12 Aug 5 Things You Should Never Do in a Dental Emergency and What To Do Instead
Dental emergencies in Mesa happen all the time, but that doesn’t mean that they’re not a big deal. When you have a problem with your mouth or teeth, don’t make these five dental emergency mistakes.
Don’t Wash the Tooth
If you’ve had a tooth knocked out of its socket, your first instinct might be to rinse all of the blood off of the tooth. However, you shouldn’t wash it off, scrub the tooth, or try to remove any attached tissue. Just gently place it back in the socket and use clean gauze or a clean, soft cloth to hold it into place. If you can’t get the tooth back into place, put it in a container of milk or some water containing a pinch of salt.
If the tooth fell on the ground and is dirty, gently rinse the visible dirt off. The main thing is to not go overboard scrubbing the tooth. Visible dirt is all that you should worry about. Then, proceed as detailed above, trying to place the tooth in the socket or putting it in a safe, moist place until you make it to the dentist.
Have someone call the dentist for you to make an emergency appointment. If the dentist can get you in, he or she may be able to save the tooth. Sometimes, if patients can make it to the dentist in less than two hours, the tooth can be saved.
Don’t Wait Around to See if It Gets Better
If you took a hard blow to the mouth and your tooth feels loose, call your dentist right away. Don’t put it off, thinking that it might get better.
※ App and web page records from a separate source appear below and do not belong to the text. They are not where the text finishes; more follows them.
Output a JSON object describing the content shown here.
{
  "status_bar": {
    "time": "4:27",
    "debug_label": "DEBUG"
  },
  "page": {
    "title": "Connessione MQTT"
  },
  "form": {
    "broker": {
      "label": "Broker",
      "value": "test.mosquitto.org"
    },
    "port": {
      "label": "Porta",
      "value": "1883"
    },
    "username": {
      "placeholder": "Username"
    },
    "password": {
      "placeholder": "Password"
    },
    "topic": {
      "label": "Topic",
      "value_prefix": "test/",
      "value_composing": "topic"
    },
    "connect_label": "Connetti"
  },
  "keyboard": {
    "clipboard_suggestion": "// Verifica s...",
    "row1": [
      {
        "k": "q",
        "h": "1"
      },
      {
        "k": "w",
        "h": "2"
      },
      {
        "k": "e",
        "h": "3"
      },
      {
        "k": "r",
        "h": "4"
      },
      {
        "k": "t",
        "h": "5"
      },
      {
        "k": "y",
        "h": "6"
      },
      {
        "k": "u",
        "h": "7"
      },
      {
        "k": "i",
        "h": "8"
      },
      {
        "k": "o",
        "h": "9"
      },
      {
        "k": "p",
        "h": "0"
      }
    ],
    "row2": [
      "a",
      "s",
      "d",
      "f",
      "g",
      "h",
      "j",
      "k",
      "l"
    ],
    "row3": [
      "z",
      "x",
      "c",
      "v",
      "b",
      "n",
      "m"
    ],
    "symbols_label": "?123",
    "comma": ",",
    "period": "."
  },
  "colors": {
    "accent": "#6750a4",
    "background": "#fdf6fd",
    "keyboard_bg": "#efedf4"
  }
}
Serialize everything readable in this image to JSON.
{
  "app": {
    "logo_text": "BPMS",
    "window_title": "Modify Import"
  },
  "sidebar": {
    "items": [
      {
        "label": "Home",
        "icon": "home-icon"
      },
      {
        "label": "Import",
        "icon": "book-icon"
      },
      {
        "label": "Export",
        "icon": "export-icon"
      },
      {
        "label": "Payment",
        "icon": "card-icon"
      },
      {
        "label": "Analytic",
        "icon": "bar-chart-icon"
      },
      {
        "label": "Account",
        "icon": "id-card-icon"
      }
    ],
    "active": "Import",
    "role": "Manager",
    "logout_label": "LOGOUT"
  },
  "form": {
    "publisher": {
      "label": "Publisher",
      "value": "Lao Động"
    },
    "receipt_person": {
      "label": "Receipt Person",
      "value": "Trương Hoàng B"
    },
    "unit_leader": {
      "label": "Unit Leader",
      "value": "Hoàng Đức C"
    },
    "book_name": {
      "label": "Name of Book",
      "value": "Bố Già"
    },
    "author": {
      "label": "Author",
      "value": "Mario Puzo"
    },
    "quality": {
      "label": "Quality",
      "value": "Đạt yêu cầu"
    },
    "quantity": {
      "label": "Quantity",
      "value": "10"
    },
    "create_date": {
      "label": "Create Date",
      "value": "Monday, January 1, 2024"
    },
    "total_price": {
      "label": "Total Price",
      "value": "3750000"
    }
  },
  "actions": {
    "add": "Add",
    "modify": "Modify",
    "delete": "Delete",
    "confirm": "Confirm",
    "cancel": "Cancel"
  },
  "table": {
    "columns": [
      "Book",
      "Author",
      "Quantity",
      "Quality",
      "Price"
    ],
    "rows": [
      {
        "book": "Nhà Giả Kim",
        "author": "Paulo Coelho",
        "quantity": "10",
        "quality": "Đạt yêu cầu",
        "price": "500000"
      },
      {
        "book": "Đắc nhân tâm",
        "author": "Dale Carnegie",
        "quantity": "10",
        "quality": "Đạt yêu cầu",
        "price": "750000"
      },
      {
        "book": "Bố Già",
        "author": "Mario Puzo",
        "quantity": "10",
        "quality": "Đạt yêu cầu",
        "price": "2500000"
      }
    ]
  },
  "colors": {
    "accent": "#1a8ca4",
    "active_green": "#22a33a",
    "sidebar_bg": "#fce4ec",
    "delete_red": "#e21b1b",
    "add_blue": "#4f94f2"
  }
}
The dentist will be able to tell you whether or not you need treatment to save the tooth. Don’t procrastinate, though. The sooner they see your tooth, the more likely it is that they will be able to save your tooth.
Toothaches are painful and inconvenient, and they are something for which you should seek treatment immediately. Sometimes a toothache is because of a cavity or loose filling. However, other times it’s caused by a dental abscess.
Abscesses are infections that take place in the root of the tooth or in the spaces between a tooth and the gums. These infections can spread to other teeth, damaging your gums and teeth. Sometimes, an abscess can spread to other parts of the body, and this can be very painful and serious. It’s hard to know whether your pain is due to a cavity or a dental abscess, so always call the dentist and make an appointment when you have a toothache.
Don’t Use Heat
Toothaches can make your whole head or jaw throb in pain. It may be tempting to use a warm compress or a heating pad to ease your pain, but this is a very bad idea. The body’s response to an infection is inflammation and swelling. If you add to the heat by adding a warm compress to your face, you can increase the swelling and pain. Instead, use cold packs. Ice packs or packages of frozen vegetables like peas or corn should be wrapped in a towel or cloth before applying them to the face. Don’t put ice directly on your skin.
Don’t Put Medicines Directly on Your Tooth or Gums
A folk remedy says that putting an aspirin tablet at the source of your mouth pain will help to relieve it. However, this is a terrible idea. Your gums and the inside of your mouth have very sensitive surfaces, and the dissolving aspirin can give you a chemical burn, compounding your pain! Instead, swallow a pain reliever like ibuprofen which also has anti-inflammatory effects, or Tylenol, if you cannot take ibuprofen.
Don’t Discard Pieces of a Broken Tooth
Many people think that a broken tooth means an automatic crown. But that is not necessarily true. If you have a broken or chipped tooth, save every fragment that you can find. It is possible that the dentist can repair the tooth using these fragments.
The most important thing to do in a dental emergency is to call your dentist as soon as possible and ask for advice. Even if it’s not during business hours, they want to hear from you in an emergency. Dentists are doctors too! Even if they aren’t on call every weekend or evening, they may make arrangements with other dentists in Phoenix to cover emergencies after hours. A good dentist would rather see a patient on a weekend and try to help them rather than have that patient suffer and compound their dental problems by waiting until the office opens on a Monday morning.